> [MATERIAL SUPPLIED]:
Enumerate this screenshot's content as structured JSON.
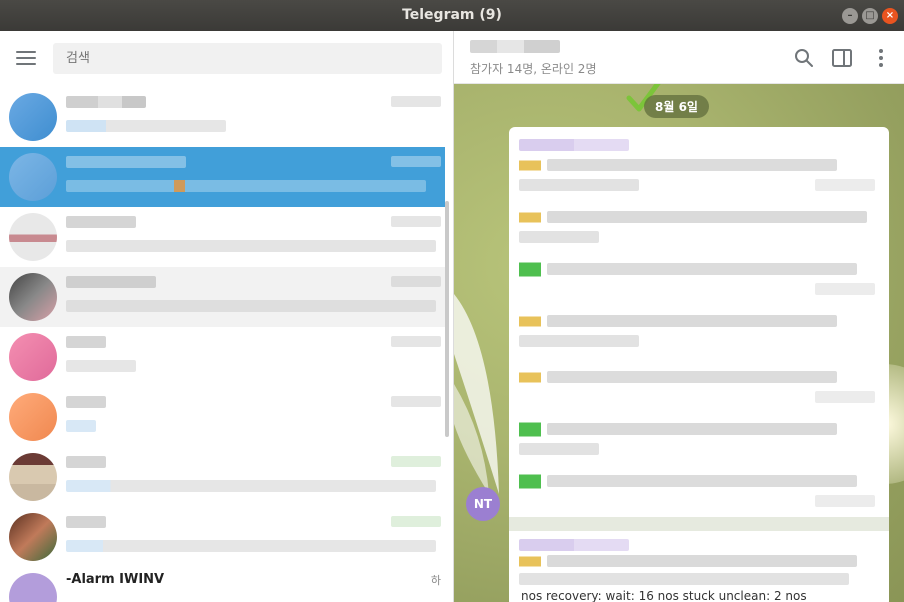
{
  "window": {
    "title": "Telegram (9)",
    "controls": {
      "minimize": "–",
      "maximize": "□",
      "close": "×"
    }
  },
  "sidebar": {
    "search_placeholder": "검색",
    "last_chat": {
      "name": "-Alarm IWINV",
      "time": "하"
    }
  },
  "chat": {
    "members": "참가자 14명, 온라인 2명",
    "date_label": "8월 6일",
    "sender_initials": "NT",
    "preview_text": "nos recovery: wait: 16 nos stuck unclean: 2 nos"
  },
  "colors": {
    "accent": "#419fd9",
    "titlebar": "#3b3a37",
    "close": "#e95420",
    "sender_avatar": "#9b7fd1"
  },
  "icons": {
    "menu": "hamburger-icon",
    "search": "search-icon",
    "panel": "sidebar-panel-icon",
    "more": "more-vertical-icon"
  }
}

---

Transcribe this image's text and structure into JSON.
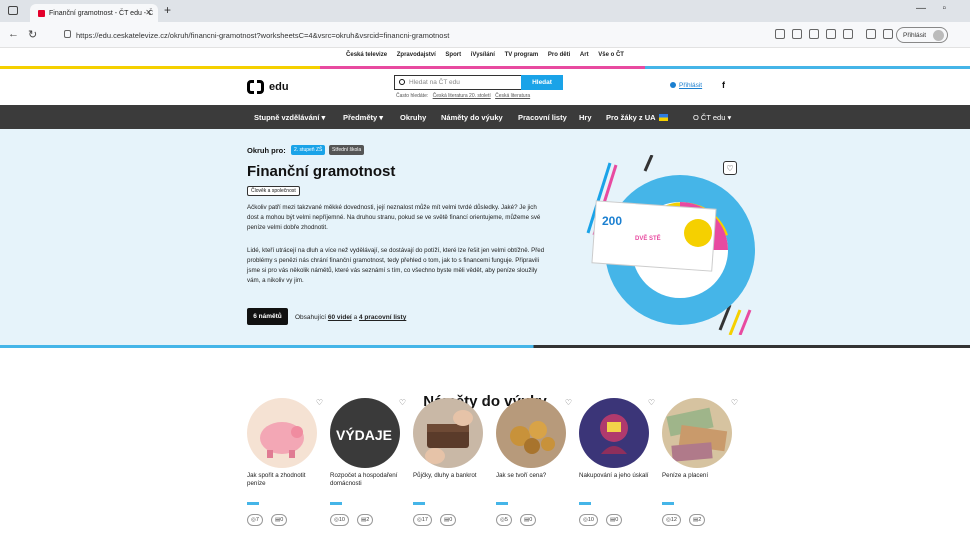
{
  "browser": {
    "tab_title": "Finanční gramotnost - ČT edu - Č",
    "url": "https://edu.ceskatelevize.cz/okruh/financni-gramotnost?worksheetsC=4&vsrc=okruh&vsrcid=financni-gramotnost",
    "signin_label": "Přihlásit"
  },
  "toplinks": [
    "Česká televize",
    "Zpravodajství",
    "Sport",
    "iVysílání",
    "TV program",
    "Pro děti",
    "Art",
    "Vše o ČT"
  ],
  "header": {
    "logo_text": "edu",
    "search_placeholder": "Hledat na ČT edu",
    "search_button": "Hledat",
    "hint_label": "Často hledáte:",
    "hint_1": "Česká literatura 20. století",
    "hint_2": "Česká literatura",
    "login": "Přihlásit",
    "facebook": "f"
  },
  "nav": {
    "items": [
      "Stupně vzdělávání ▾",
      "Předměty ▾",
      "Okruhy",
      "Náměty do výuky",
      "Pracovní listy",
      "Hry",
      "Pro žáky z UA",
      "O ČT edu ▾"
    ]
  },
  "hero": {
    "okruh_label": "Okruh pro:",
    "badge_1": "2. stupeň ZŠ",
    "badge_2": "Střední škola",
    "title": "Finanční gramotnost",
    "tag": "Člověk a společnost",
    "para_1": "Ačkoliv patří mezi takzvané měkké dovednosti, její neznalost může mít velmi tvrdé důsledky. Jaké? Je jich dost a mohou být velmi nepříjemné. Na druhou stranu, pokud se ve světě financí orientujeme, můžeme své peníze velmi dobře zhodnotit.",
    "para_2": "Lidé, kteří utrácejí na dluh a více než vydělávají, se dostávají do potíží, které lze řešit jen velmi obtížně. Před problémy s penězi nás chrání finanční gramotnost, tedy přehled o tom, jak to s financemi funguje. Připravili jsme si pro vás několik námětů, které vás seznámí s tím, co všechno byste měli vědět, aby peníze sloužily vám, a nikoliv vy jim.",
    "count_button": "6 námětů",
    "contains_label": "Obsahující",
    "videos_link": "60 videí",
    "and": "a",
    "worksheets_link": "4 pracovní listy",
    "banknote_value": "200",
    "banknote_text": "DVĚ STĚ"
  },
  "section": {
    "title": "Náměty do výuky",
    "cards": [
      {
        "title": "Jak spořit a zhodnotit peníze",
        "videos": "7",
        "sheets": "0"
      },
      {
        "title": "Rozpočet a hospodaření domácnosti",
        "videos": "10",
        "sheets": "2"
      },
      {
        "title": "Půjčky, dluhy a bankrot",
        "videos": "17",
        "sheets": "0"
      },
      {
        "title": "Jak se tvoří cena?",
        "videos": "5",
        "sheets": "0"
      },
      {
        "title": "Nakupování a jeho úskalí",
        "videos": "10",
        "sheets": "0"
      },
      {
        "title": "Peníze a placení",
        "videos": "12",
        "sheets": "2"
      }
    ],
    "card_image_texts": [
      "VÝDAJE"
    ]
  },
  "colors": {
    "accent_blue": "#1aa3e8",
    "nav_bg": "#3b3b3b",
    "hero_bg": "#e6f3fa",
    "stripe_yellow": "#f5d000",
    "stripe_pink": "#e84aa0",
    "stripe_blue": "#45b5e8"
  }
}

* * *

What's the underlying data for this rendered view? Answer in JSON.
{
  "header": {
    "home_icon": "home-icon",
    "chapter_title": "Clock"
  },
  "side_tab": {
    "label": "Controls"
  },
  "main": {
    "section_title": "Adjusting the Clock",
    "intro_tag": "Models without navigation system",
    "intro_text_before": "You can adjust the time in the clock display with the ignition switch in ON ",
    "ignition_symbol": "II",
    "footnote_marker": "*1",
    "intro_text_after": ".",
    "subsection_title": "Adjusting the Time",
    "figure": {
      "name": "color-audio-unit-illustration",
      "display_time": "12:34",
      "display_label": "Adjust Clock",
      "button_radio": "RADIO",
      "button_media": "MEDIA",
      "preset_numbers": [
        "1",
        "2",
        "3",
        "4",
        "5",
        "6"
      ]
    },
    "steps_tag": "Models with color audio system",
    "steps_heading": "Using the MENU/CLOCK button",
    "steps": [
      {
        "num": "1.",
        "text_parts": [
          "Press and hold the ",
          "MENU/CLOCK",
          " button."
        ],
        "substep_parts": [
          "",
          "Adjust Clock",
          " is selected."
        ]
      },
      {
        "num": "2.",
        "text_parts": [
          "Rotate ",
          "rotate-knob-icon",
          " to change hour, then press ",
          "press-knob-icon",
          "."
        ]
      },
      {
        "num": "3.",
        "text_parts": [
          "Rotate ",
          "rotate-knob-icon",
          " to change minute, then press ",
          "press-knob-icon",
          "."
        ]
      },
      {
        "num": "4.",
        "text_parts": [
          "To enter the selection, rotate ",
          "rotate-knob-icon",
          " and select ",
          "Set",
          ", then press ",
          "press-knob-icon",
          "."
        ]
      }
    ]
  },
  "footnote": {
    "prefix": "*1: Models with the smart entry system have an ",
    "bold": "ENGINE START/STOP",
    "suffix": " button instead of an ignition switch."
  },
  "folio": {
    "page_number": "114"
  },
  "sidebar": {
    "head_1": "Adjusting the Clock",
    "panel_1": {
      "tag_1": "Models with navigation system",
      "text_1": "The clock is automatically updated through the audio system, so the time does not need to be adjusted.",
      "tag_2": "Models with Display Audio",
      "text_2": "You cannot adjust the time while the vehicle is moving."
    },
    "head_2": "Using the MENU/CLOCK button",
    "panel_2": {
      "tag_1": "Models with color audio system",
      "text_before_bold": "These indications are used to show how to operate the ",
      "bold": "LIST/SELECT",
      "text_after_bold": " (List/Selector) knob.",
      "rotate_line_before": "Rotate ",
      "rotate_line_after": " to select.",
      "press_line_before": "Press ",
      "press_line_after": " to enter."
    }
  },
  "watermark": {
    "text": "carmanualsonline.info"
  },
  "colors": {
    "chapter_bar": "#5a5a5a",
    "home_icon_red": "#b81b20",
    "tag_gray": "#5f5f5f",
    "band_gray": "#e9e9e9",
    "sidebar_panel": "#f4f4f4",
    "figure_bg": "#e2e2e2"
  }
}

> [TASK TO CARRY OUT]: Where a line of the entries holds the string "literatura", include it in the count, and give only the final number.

> [ANSWER]: 2